*** Opening of MATERIAL FOR THIS TASK ***

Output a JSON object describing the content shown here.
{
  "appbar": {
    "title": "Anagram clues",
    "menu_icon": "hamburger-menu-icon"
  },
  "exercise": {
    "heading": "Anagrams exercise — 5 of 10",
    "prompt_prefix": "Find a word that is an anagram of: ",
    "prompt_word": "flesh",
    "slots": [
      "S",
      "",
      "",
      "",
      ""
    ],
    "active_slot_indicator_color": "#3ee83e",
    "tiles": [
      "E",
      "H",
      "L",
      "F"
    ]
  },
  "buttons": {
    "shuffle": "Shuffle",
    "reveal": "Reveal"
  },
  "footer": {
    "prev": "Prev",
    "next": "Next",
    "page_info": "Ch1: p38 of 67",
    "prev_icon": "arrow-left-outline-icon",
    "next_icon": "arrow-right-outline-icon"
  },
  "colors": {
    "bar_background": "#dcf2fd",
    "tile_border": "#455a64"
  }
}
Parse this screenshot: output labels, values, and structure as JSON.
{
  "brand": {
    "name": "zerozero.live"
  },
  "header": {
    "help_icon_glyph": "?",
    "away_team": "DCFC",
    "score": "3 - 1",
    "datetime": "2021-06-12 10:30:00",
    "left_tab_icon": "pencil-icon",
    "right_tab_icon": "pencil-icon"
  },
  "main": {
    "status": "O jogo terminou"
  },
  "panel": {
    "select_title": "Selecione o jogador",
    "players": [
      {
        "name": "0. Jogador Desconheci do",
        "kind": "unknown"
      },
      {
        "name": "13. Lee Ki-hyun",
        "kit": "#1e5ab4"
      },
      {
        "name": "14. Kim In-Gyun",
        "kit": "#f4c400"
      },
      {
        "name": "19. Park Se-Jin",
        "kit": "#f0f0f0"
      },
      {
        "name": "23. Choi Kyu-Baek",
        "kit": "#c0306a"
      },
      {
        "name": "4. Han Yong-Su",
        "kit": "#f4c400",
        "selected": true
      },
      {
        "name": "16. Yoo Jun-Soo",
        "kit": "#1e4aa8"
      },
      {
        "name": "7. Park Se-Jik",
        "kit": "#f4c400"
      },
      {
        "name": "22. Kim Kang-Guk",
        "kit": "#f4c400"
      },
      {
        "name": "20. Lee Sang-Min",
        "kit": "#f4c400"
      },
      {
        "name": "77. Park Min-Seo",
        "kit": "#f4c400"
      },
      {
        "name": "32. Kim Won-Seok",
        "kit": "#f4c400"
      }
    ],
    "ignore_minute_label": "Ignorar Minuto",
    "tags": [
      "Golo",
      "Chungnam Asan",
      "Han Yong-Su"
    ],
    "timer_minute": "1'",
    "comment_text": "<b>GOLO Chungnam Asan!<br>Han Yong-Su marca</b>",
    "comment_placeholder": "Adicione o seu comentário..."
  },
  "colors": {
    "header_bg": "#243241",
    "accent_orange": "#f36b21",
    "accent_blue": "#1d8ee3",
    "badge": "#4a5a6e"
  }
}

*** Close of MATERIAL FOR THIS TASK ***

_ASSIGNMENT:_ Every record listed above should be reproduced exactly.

_WRITTEN REPLY:_
Output a JSON object describing the content shown here.
{
  "appbar": {
    "title": "Anagram clues",
    "menu_icon": "hamburger-menu-icon"
  },
  "exercise": {
    "heading": "Anagrams exercise — 5 of 10",
    "prompt_prefix": "Find a word that is an anagram of: ",
    "prompt_word": "flesh",
    "slots": [
      "S",
      "",
      "",
      "",
      ""
    ],
    "active_slot_indicator_color": "#3ee83e",
    "tiles": [
      "E",
      "H",
      "L",
      "F"
    ]
  },
  "buttons": {
    "shuffle": "Shuffle",
    "reveal": "Reveal"
  },
  "footer": {
    "prev": "Prev",
    "next": "Next",
    "page_info": "Ch1: p38 of 67",
    "prev_icon": "arrow-left-outline-icon",
    "next_icon": "arrow-right-outline-icon"
  },
  "colors": {
    "bar_background": "#dcf2fd",
    "tile_border": "#455a64"
  }
}
Parse this screenshot: output labels, values, and structure as JSON.
{
  "brand": {
    "name": "zerozero.live"
  },
  "header": {
    "help_icon_glyph": "?",
    "away_team": "DCFC",
    "score": "3 - 1",
    "datetime": "2021-06-12 10:30:00",
    "left_tab_icon": "pencil-icon",
    "right_tab_icon": "pencil-icon"
  },
  "main": {
    "status": "O jogo terminou"
  },
  "panel": {
    "select_title": "Selecione o jogador",
    "players": [
      {
        "name": "0. Jogador Desconheci do",
        "kind": "unknown"
      },
      {
        "name": "13. Lee Ki-hyun",
        "kit": "#1e5ab4"
      },
      {
        "name": "14. Kim In-Gyun",
        "kit": "#f4c400"
      },
      {
        "name": "19. Park Se-Jin",
        "kit": "#f0f0f0"
      },
      {
        "name": "23. Choi Kyu-Baek",
        "kit": "#c0306a"
      },
      {
        "name": "4. Han Yong-Su",
        "kit": "#f4c400",
        "selected": true
      },
      {
        "name": "16. Yoo Jun-Soo",
        "kit": "#1e4aa8"
      },
      {
        "name": "7. Park Se-Jik",
        "kit": "#f4c400"
      },
      {
        "name": "22. Kim Kang-Guk",
        "kit": "#f4c400"
      },
      {
        "name": "20. Lee Sang-Min",
        "kit": "#f4c400"
      },
      {
        "name": "77. Park Min-Seo",
        "kit": "#f4c400"
      },
      {
        "name": "32. Kim Won-Seok",
        "kit": "#f4c400"
      }
    ],
    "ignore_minute_label": "Ignorar Minuto",
    "tags": [
      "Golo",
      "Chungnam Asan",
      "Han Yong-Su"
    ],
    "timer_minute": "1'",
    "comment_text": "<b>GOLO Chungnam Asan!<br>Han Yong-Su marca</b>",
    "comment_placeholder": "Adicione o seu comentário..."
  },
  "colors": {
    "header_bg": "#243241",
    "accent_orange": "#f36b21",
    "accent_blue": "#1d8ee3",
    "badge": "#4a5a6e"
  }
}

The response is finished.